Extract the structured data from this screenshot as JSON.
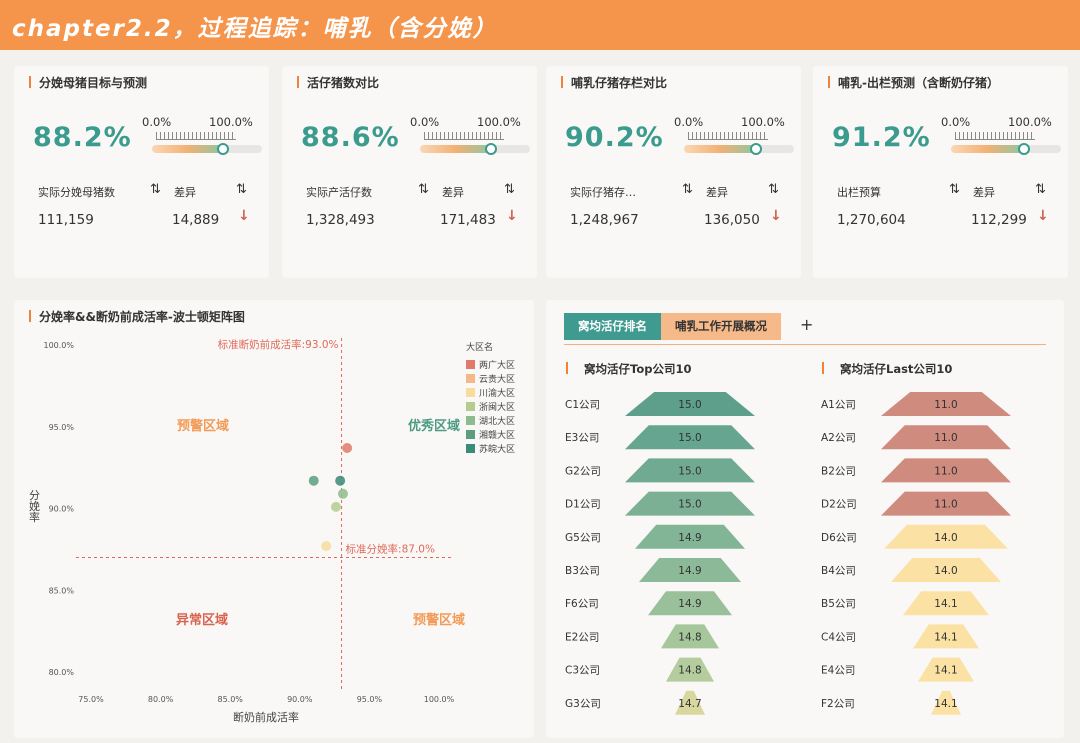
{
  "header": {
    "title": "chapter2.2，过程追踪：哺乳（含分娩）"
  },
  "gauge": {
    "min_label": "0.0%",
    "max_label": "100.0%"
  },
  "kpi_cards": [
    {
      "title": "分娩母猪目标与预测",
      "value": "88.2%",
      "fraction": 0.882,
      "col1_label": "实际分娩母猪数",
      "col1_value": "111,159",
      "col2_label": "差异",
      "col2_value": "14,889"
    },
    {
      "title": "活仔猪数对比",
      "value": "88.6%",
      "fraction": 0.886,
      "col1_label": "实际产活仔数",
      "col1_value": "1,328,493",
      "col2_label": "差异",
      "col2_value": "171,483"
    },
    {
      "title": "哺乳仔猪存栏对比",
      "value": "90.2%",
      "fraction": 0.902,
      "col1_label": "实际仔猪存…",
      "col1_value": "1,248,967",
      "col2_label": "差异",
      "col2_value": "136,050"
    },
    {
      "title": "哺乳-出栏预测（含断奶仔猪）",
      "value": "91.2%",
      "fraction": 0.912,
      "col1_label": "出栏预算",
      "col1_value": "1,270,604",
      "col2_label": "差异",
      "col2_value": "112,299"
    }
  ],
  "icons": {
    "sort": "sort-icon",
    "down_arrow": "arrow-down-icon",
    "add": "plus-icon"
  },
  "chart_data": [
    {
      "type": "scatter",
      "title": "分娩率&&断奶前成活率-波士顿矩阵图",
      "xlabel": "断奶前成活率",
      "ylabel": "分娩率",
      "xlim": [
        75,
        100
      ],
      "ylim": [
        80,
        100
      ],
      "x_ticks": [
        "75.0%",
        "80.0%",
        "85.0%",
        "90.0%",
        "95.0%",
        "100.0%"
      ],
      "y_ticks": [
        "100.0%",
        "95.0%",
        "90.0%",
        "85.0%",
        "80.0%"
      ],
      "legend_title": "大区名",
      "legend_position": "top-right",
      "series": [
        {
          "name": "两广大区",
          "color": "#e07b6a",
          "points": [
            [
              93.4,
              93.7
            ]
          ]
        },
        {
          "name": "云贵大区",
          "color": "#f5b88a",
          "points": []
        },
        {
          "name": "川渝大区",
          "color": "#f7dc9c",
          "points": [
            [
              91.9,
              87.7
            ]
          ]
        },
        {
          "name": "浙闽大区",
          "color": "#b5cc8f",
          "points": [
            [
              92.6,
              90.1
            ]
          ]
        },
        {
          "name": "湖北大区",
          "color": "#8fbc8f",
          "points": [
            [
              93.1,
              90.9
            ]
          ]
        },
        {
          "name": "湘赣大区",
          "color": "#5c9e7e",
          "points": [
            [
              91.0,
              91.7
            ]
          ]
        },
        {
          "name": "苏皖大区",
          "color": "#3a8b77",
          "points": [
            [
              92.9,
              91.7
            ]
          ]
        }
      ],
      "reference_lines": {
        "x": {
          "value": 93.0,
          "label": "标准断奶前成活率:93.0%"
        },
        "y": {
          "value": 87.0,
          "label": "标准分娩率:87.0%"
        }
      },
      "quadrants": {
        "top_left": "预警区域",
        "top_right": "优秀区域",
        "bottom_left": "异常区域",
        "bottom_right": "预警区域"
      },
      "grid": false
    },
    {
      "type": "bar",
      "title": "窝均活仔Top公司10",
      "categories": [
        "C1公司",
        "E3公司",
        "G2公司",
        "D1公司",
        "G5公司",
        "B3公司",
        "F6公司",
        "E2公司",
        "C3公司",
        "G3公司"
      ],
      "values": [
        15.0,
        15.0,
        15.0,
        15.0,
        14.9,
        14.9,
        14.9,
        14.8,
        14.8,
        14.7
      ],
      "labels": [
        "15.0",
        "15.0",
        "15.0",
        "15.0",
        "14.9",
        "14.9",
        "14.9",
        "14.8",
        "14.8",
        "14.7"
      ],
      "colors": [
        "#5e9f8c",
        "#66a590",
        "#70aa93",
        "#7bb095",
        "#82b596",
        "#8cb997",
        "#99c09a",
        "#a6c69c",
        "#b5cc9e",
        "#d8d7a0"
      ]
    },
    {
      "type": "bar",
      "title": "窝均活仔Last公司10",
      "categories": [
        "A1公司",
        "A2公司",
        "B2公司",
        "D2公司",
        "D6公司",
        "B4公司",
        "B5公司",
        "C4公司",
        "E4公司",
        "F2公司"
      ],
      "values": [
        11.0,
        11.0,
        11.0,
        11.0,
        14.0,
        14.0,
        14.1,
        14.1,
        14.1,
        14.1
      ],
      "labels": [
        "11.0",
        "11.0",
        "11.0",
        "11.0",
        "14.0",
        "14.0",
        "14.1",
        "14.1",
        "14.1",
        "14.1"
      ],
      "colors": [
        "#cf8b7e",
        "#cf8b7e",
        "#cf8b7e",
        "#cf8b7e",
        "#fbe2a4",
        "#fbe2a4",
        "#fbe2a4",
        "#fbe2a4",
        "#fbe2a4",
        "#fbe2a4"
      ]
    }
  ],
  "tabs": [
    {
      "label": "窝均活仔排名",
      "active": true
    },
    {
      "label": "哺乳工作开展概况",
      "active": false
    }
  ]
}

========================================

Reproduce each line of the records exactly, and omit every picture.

Written reply:
Extract the structured data from this screenshot as JSON.
{
  "header": {
    "title": "chapter2.2，过程追踪：哺乳（含分娩）"
  },
  "gauge": {
    "min_label": "0.0%",
    "max_label": "100.0%"
  },
  "kpi_cards": [
    {
      "title": "分娩母猪目标与预测",
      "value": "88.2%",
      "fraction": 0.882,
      "col1_label": "实际分娩母猪数",
      "col1_value": "111,159",
      "col2_label": "差异",
      "col2_value": "14,889"
    },
    {
      "title": "活仔猪数对比",
      "value": "88.6%",
      "fraction": 0.886,
      "col1_label": "实际产活仔数",
      "col1_value": "1,328,493",
      "col2_label": "差异",
      "col2_value": "171,483"
    },
    {
      "title": "哺乳仔猪存栏对比",
      "value": "90.2%",
      "fraction": 0.902,
      "col1_label": "实际仔猪存…",
      "col1_value": "1,248,967",
      "col2_label": "差异",
      "col2_value": "136,050"
    },
    {
      "title": "哺乳-出栏预测（含断奶仔猪）",
      "value": "91.2%",
      "fraction": 0.912,
      "col1_label": "出栏预算",
      "col1_value": "1,270,604",
      "col2_label": "差异",
      "col2_value": "112,299"
    }
  ],
  "icons": {
    "sort": "sort-icon",
    "down_arrow": "arrow-down-icon",
    "add": "plus-icon"
  },
  "chart_data": [
    {
      "type": "scatter",
      "title": "分娩率&&断奶前成活率-波士顿矩阵图",
      "xlabel": "断奶前成活率",
      "ylabel": "分娩率",
      "xlim": [
        75,
        100
      ],
      "ylim": [
        80,
        100
      ],
      "x_ticks": [
        "75.0%",
        "80.0%",
        "85.0%",
        "90.0%",
        "95.0%",
        "100.0%"
      ],
      "y_ticks": [
        "100.0%",
        "95.0%",
        "90.0%",
        "85.0%",
        "80.0%"
      ],
      "legend_title": "大区名",
      "legend_position": "top-right",
      "series": [
        {
          "name": "两广大区",
          "color": "#e07b6a",
          "points": [
            [
              93.4,
              93.7
            ]
          ]
        },
        {
          "name": "云贵大区",
          "color": "#f5b88a",
          "points": []
        },
        {
          "name": "川渝大区",
          "color": "#f7dc9c",
          "points": [
            [
              91.9,
              87.7
            ]
          ]
        },
        {
          "name": "浙闽大区",
          "color": "#b5cc8f",
          "points": [
            [
              92.6,
              90.1
            ]
          ]
        },
        {
          "name": "湖北大区",
          "color": "#8fbc8f",
          "points": [
            [
              93.1,
              90.9
            ]
          ]
        },
        {
          "name": "湘赣大区",
          "color": "#5c9e7e",
          "points": [
            [
              91.0,
              91.7
            ]
          ]
        },
        {
          "name": "苏皖大区",
          "color": "#3a8b77",
          "points": [
            [
              92.9,
              91.7
            ]
          ]
        }
      ],
      "reference_lines": {
        "x": {
          "value": 93.0,
          "label": "标准断奶前成活率:93.0%"
        },
        "y": {
          "value": 87.0,
          "label": "标准分娩率:87.0%"
        }
      },
      "quadrants": {
        "top_left": "预警区域",
        "top_right": "优秀区域",
        "bottom_left": "异常区域",
        "bottom_right": "预警区域"
      },
      "grid": false
    },
    {
      "type": "bar",
      "title": "窝均活仔Top公司10",
      "categories": [
        "C1公司",
        "E3公司",
        "G2公司",
        "D1公司",
        "G5公司",
        "B3公司",
        "F6公司",
        "E2公司",
        "C3公司",
        "G3公司"
      ],
      "values": [
        15.0,
        15.0,
        15.0,
        15.0,
        14.9,
        14.9,
        14.9,
        14.8,
        14.8,
        14.7
      ],
      "labels": [
        "15.0",
        "15.0",
        "15.0",
        "15.0",
        "14.9",
        "14.9",
        "14.9",
        "14.8",
        "14.8",
        "14.7"
      ],
      "colors": [
        "#5e9f8c",
        "#66a590",
        "#70aa93",
        "#7bb095",
        "#82b596",
        "#8cb997",
        "#99c09a",
        "#a6c69c",
        "#b5cc9e",
        "#d8d7a0"
      ]
    },
    {
      "type": "bar",
      "title": "窝均活仔Last公司10",
      "categories": [
        "A1公司",
        "A2公司",
        "B2公司",
        "D2公司",
        "D6公司",
        "B4公司",
        "B5公司",
        "C4公司",
        "E4公司",
        "F2公司"
      ],
      "values": [
        11.0,
        11.0,
        11.0,
        11.0,
        14.0,
        14.0,
        14.1,
        14.1,
        14.1,
        14.1
      ],
      "labels": [
        "11.0",
        "11.0",
        "11.0",
        "11.0",
        "14.0",
        "14.0",
        "14.1",
        "14.1",
        "14.1",
        "14.1"
      ],
      "colors": [
        "#cf8b7e",
        "#cf8b7e",
        "#cf8b7e",
        "#cf8b7e",
        "#fbe2a4",
        "#fbe2a4",
        "#fbe2a4",
        "#fbe2a4",
        "#fbe2a4",
        "#fbe2a4"
      ]
    }
  ],
  "tabs": [
    {
      "label": "窝均活仔排名",
      "active": true
    },
    {
      "label": "哺乳工作开展概况",
      "active": false
    }
  ]
}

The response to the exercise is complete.